Researchers today identified a series of ongoing targeted attacks primarily designed to steal sensitive corporate financial data from industrial and engineering organizations in the Middle East.
The group behind the campaign, nicknamed Operation Ghoul by researchers at Kaspersky Lab’s Global Research and Analysis Team, has carried out attacks against 130 organizations in 30 countries to date according to a report published Wednesday.
While the attacks have been mostly focused on countries in the Middle East – 70 percent of attacks hit companies in the United Arab Emirates – researchers have also observed attacks carried out in India, the United Kingdom, and Germany. Ghoul has hit Spain the hardest; 25 organizations in the country have been targeted by the campaign.
Researchers claim that while attack lacks sophistication – the campaign utilized a single command and control server – it shouldn’t make it any less dangerous.
“Unlike state-sponsored actors, which choose targets carefully, this group and similar groups might attack any company. Even though they use rather simple malicious tools, they are very effective in their attacks,” Mohammad Amin Hasbini, a security expert at Kaspersky Lab said, “Thus companies that are not prepared to spot the attacks, will sadly suffer.”
The attacks are built around spear phishing emails with compressed .7z attachments that if opened, trigger data stealing malware. The malware executable begins to suck up passwords, keystrokes, and screenshots to forward it along to attackers. In some cases victims are tricked into following phishing links.
The malware, based on HawkEye, a commercial spying tool, also grabs FTP server credentials, account data from browsers, messaging clients, and email clients, along with clipboard data.
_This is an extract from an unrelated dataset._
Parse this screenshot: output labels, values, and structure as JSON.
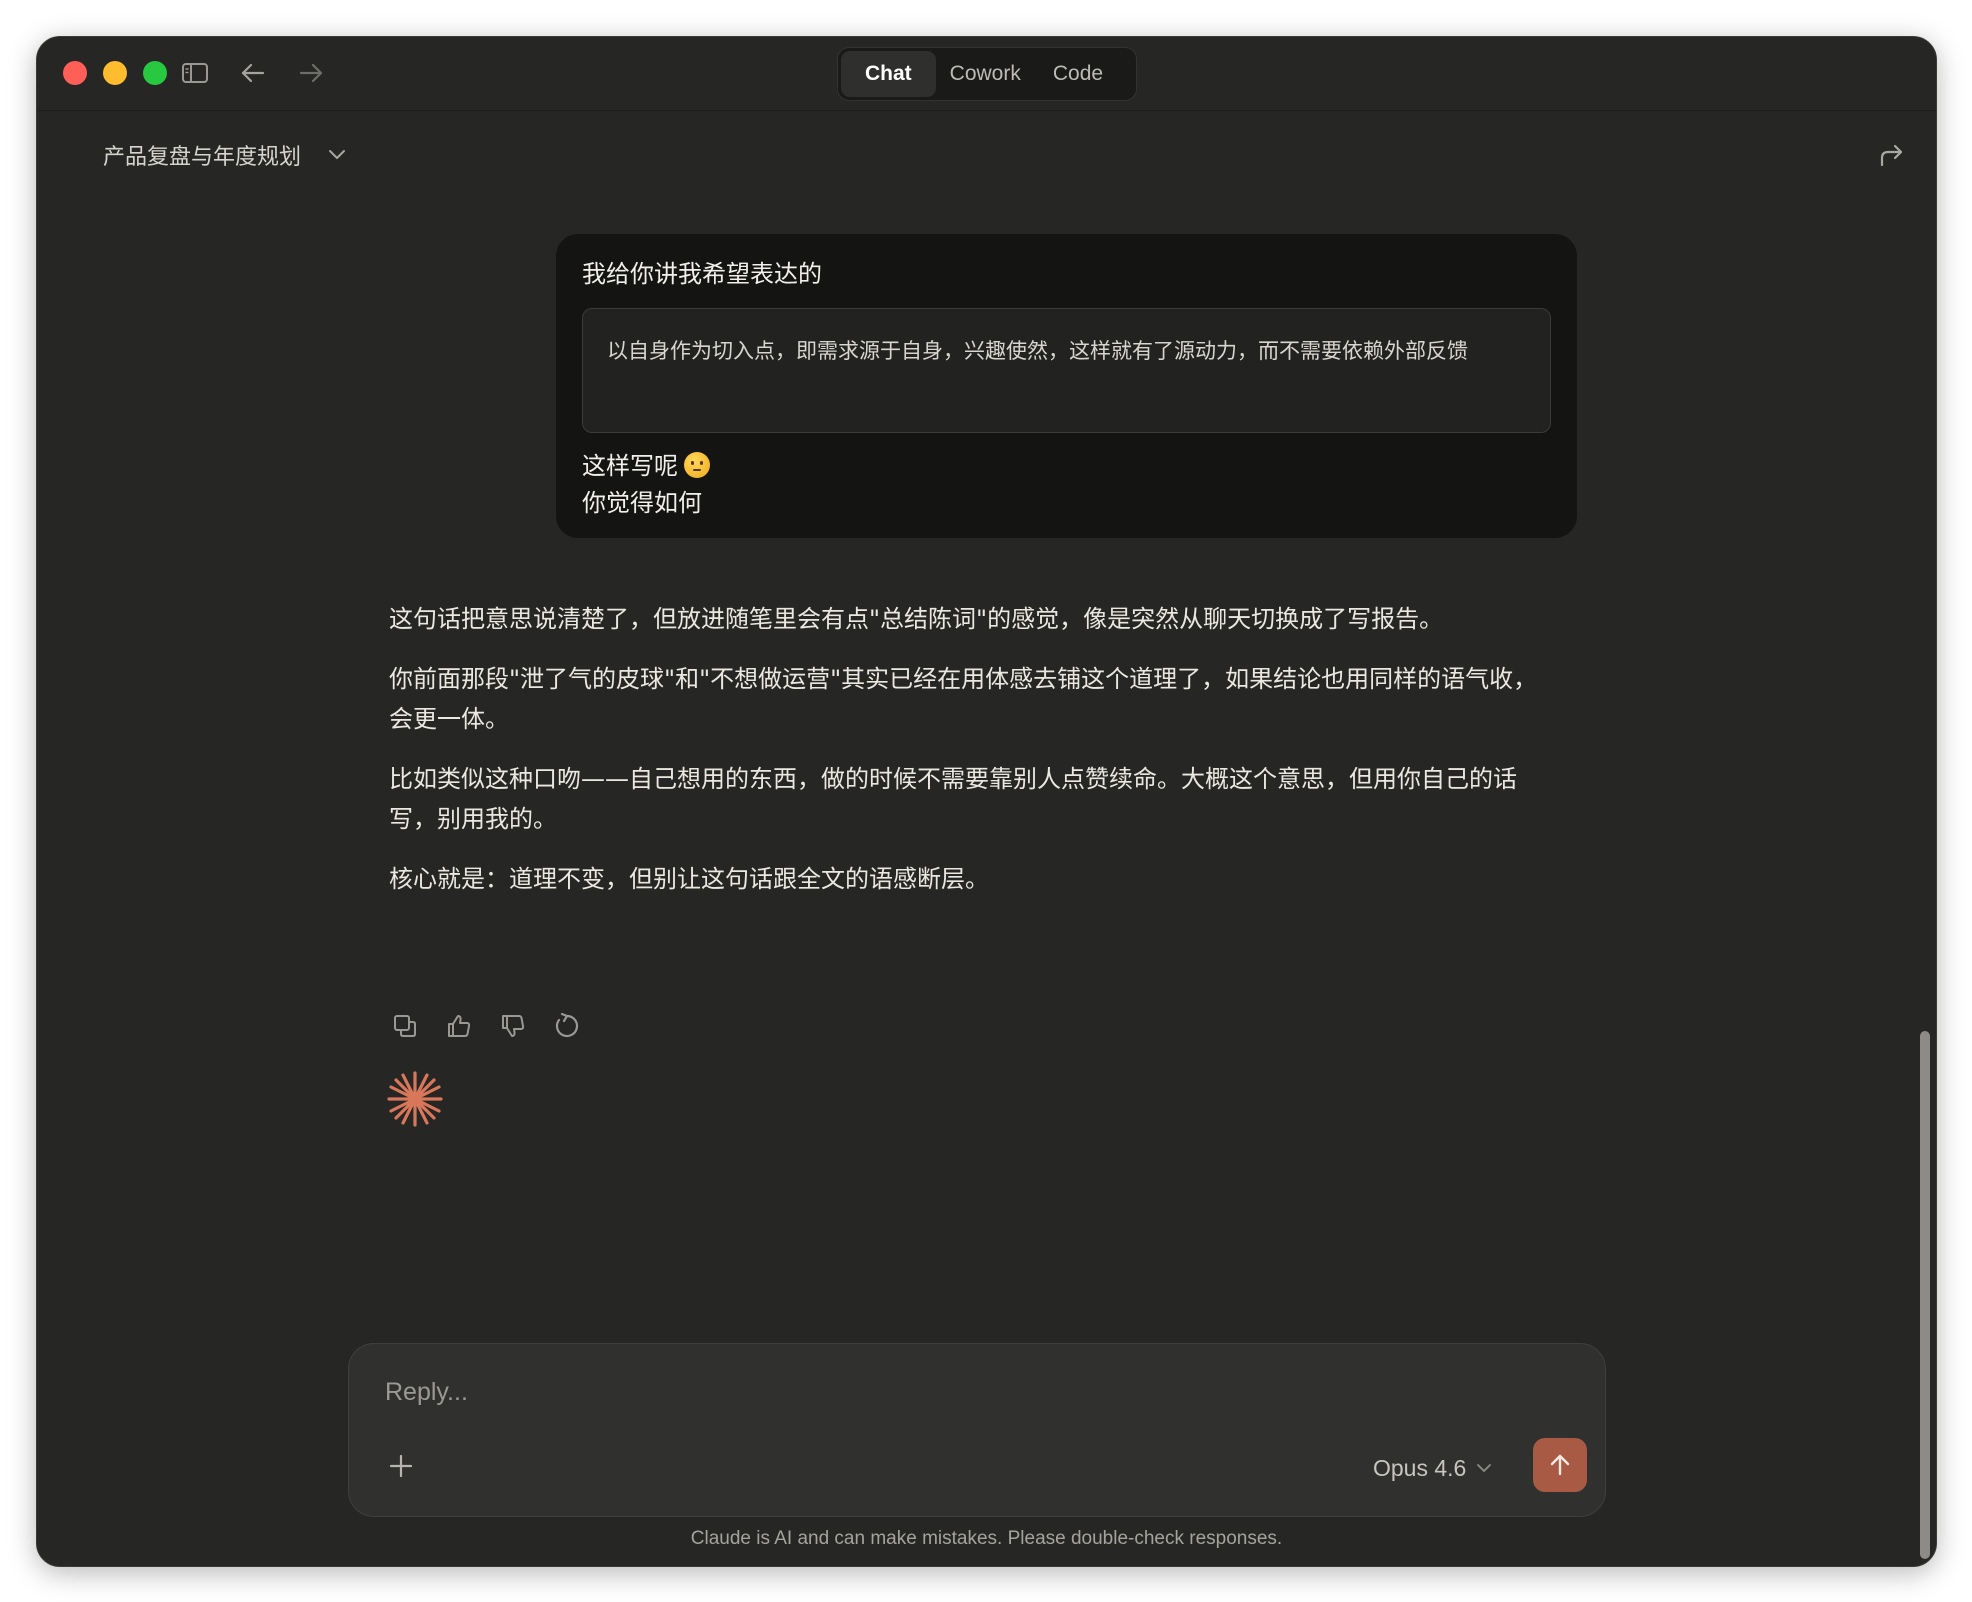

From there the attackers use a combination of HTTP GET posts and email messages from already compromised organizations to exfiltrate the data.
The emails, sent to executives and higher ups at organizations, appear to come from a bank in the United Arab Emirates, the Emirates NBD and feature phony subject lines such as “Your payment copy advice from Emirates NBD Bank/subsidiary.”
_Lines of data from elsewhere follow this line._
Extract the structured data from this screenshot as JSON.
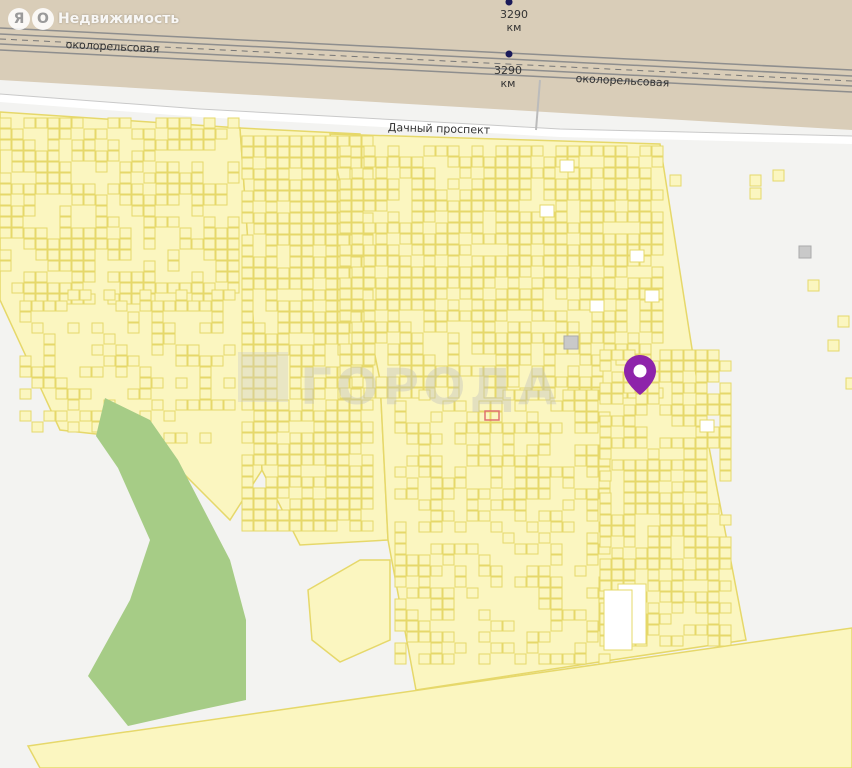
{
  "brand": {
    "logo_letters": [
      "Я",
      "О"
    ],
    "name": "Недвижимость"
  },
  "map": {
    "labels": {
      "km_top": "3290\nкм",
      "km_mid": "3290\nкм",
      "track_left": "околорельсовая",
      "track_right": "околорельсовая",
      "street": "Дачный проспект"
    },
    "watermark": "ГОРОДА",
    "colors": {
      "background": "#f3f3f1",
      "railway_zone": "#d9cdb8",
      "plot_fill": "#fbf6c0",
      "plot_stroke": "#e6d86a",
      "forest": "#a6cc86",
      "marker": "#8e24aa",
      "highlight_plot": "#e07070"
    },
    "marker_icon": "location-pin-icon"
  }
}
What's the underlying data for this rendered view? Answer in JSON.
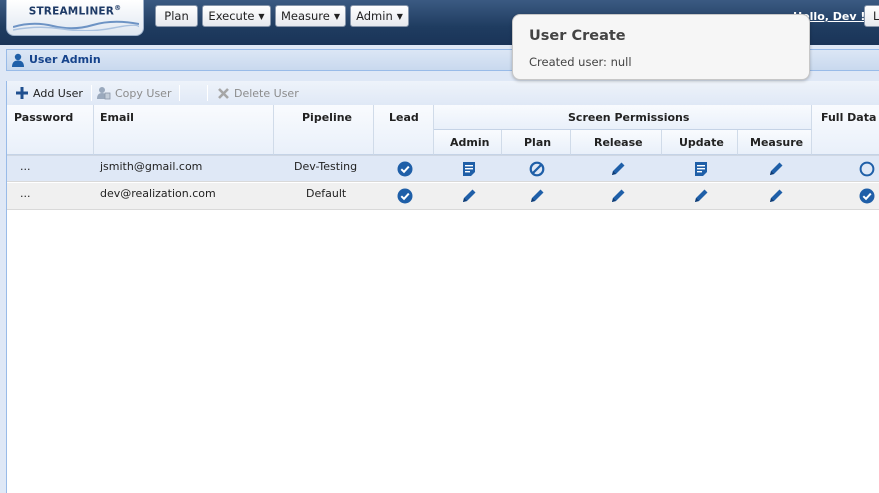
{
  "app": {
    "logo": "STREAMLINER",
    "logo_mark": "®"
  },
  "nav": {
    "plan": "Plan",
    "execute": "Execute",
    "measure": "Measure",
    "admin": "Admin",
    "greeting": "Hello, Dev !",
    "logout_partial": "L"
  },
  "panel": {
    "title": "User Admin"
  },
  "toolbar": {
    "add_user": "Add User",
    "copy_user": "Copy User",
    "delete_user": "Delete User"
  },
  "grid": {
    "columns": {
      "password": "Password",
      "email": "Email",
      "pipeline": "Pipeline",
      "lead": "Lead",
      "screen_permissions": "Screen Permissions",
      "admin": "Admin",
      "plan": "Plan",
      "release": "Release",
      "update": "Update",
      "measure": "Measure",
      "full_data_access": "Full Data A"
    },
    "rows": [
      {
        "password": "...",
        "email": "jsmith@gmail.com",
        "pipeline": "Dev-Testing",
        "lead": "check-circle-icon",
        "admin": "document-icon",
        "plan": "no-access-icon",
        "release": "pencil-icon",
        "update": "document-icon",
        "measure": "pencil-icon",
        "full_data": "empty-circle-icon"
      },
      {
        "password": "...",
        "email": "dev@realization.com",
        "pipeline": "Default",
        "lead": "check-circle-icon",
        "admin": "pencil-icon",
        "plan": "pencil-icon",
        "release": "pencil-icon",
        "update": "pencil-icon",
        "measure": "pencil-icon",
        "full_data": "check-circle-icon"
      }
    ]
  },
  "toast": {
    "title": "User Create",
    "message": "Created user: null"
  },
  "colors": {
    "accent": "#15428b",
    "icon_blue": "#1f5fa8",
    "topbar": "#1f3c60"
  }
}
The most recent swell of attacks started on June 8 and June 27 but researchers claim artifacts associated with the malware files and attack sites suggest the origin of Ghoul could be traced back to March 2015.
The campaign is the latest in a long line of targeted attacks against Middle Eastern industrial sector.
Energy organizations in the Middle East were targeted a few years ago by attackers peddling the njRAT espionage malware. Similar to Operation Ghoul, attackers dropped the remote access Trojan on companies in order to glean data; credentials stored in browsers, steal files, view a user’s desktop and access their computer.
In 2013 attackers were spotted using the Citadel banking Trojan on petrochemical companies in the Middle East. In those attacks, hackers targeted webmail at companies. Attackers could elbow their way into employee or contractor emails and send messages and facilitate phishing campaigns.